During the first half of the present century, Radium, a naturally occurring radioactive element, was mixed with phosphors and applied in the manner of a pigment to produce self-luminous paints. Such paints were widely used where a degree of visibility in low light or dark conditions was required. While the development was initially spurred by military applications, the technique was adapted to many other uses, even to the point of being used on the faces of wrist watches and clocks marketed to the general public. Unfortunately, cancers began to appear among workers who applied the Radium activated self-luminous paints and it was soon determined that Radium was the cause. Though painting techniques were improved to the point where unacceptable risks could be avoided, growing concerns about radiation and radioactive materials eventually resulted in a halt to the production of new devices using Radium activated self-luminous paints. Concurrently other less dangerous radioisotopes were also found to be effective in activating such paints, the most recent to enjoy fairly wide use being Tritium.
One of the tasks routinely carried out today in aviation instrument shops is to refurbish used instruments. From time to time this might involve scraping off and repainting dial faces or indicator needles and pointers. Concerns were raised that these might have been originally painted with Radium activated self-luminous paints and that the workers and shop might have become contaminated with radioactive dust.

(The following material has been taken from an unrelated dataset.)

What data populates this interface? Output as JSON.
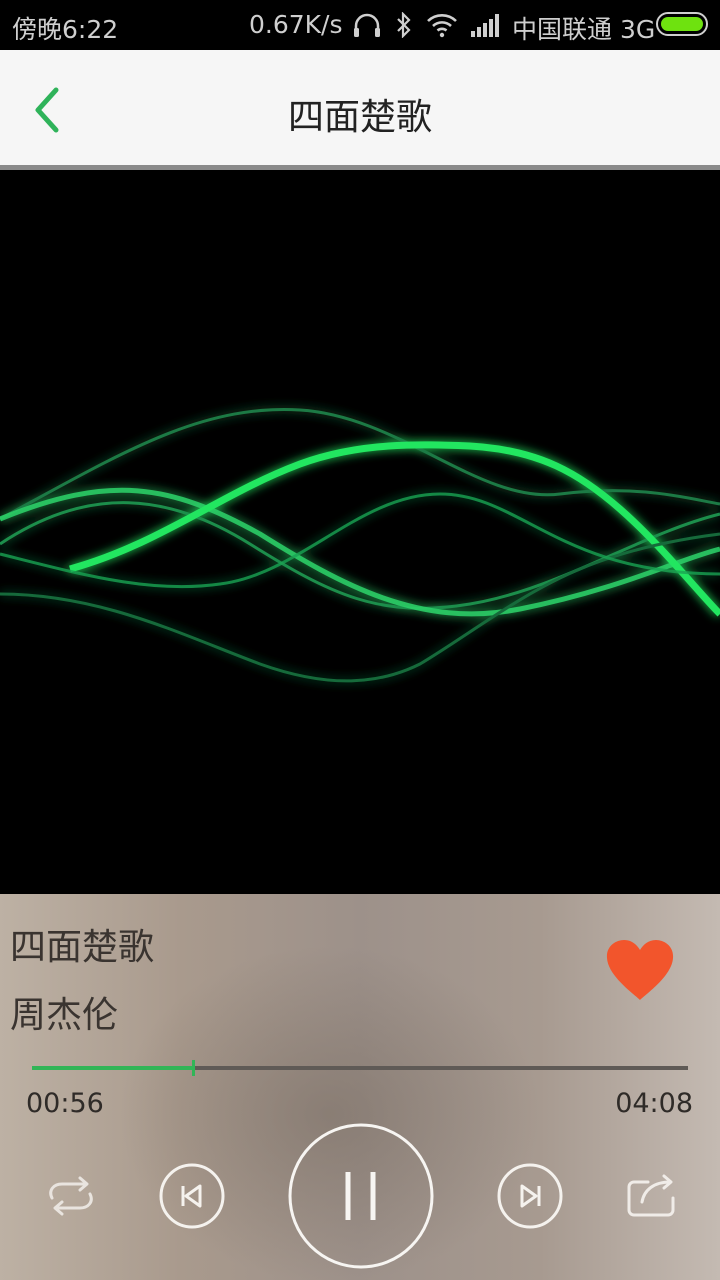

RHSC carried out measurements to establish whether or not there was any significant contamination of the instrument shops and provided recommendations to preclude even minute levels of contamination or the spread of tiny quantities of Radium or other similarly used radioisotopes.